_Input data:_
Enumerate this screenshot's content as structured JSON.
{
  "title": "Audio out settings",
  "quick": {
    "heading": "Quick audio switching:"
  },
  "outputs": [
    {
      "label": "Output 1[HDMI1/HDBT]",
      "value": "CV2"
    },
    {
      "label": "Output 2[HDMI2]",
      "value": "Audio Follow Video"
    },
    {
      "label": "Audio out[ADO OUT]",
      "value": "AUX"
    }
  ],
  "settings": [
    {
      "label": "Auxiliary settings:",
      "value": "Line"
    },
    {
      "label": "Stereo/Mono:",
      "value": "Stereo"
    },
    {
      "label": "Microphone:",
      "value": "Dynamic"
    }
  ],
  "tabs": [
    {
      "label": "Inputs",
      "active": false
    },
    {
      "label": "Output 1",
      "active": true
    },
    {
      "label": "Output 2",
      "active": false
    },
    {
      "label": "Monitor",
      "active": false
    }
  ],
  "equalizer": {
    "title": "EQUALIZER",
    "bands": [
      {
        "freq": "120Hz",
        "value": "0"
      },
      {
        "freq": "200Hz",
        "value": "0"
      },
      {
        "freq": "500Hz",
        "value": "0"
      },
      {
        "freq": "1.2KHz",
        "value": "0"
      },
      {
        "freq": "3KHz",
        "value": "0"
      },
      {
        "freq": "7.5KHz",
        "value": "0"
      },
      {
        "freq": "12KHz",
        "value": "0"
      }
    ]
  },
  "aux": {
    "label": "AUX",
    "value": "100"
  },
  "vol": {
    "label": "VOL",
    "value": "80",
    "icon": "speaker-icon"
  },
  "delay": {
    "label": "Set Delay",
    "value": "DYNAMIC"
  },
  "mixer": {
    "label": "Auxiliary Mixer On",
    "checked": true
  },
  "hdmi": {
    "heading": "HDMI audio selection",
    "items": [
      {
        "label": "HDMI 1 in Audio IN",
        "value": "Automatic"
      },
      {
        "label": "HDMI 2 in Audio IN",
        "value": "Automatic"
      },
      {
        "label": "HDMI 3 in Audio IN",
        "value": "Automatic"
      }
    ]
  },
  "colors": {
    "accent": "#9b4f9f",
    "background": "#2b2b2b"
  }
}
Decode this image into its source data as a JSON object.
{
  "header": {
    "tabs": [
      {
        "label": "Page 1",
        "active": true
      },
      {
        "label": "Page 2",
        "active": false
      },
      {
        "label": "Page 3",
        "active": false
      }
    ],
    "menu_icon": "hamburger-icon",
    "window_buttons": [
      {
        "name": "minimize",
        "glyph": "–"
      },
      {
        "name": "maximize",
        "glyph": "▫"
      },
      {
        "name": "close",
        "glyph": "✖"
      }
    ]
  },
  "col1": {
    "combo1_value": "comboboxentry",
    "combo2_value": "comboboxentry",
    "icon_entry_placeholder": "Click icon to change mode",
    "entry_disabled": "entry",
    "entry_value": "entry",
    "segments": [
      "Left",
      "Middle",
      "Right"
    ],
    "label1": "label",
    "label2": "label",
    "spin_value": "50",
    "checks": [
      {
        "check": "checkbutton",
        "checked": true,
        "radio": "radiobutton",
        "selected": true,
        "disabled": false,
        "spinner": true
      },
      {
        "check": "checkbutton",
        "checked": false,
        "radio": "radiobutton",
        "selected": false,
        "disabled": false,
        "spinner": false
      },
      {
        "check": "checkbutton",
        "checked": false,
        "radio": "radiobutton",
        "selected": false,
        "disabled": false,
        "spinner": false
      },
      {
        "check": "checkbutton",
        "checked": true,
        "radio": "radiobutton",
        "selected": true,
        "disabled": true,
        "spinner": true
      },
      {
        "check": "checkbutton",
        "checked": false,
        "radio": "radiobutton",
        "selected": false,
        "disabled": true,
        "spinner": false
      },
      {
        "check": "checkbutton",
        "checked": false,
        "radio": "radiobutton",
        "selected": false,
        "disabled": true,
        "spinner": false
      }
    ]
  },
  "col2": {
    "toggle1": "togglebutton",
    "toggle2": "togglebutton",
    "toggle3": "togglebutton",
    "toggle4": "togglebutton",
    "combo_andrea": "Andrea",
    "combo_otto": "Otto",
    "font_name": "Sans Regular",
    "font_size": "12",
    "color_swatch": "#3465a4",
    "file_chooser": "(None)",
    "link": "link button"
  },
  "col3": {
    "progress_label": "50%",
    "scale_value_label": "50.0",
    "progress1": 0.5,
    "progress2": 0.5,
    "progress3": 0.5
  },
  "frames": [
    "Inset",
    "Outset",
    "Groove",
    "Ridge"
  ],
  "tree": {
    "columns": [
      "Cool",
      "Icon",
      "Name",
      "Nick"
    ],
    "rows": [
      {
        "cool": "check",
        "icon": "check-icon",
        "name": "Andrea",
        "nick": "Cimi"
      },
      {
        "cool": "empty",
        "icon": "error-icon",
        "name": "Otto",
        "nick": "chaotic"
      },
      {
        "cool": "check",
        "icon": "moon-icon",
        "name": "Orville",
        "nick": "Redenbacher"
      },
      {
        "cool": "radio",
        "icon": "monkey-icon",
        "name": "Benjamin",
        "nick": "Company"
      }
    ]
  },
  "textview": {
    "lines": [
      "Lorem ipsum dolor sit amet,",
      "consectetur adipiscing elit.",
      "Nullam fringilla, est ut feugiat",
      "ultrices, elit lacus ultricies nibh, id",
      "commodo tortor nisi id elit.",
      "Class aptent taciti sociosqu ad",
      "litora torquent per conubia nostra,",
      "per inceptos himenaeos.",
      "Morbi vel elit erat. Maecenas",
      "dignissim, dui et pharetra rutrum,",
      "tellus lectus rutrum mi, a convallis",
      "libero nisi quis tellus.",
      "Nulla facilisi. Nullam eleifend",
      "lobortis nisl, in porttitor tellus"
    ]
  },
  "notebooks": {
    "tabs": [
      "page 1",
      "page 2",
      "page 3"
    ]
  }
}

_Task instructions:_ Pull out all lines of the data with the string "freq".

_Written solution:_
        "freq": "120Hz",
        "freq": "200Hz",
        "freq": "500Hz",
        "freq": "1.2KHz",
        "freq": "3KHz",
        "freq": "7.5KHz",
        "freq": "12KHz",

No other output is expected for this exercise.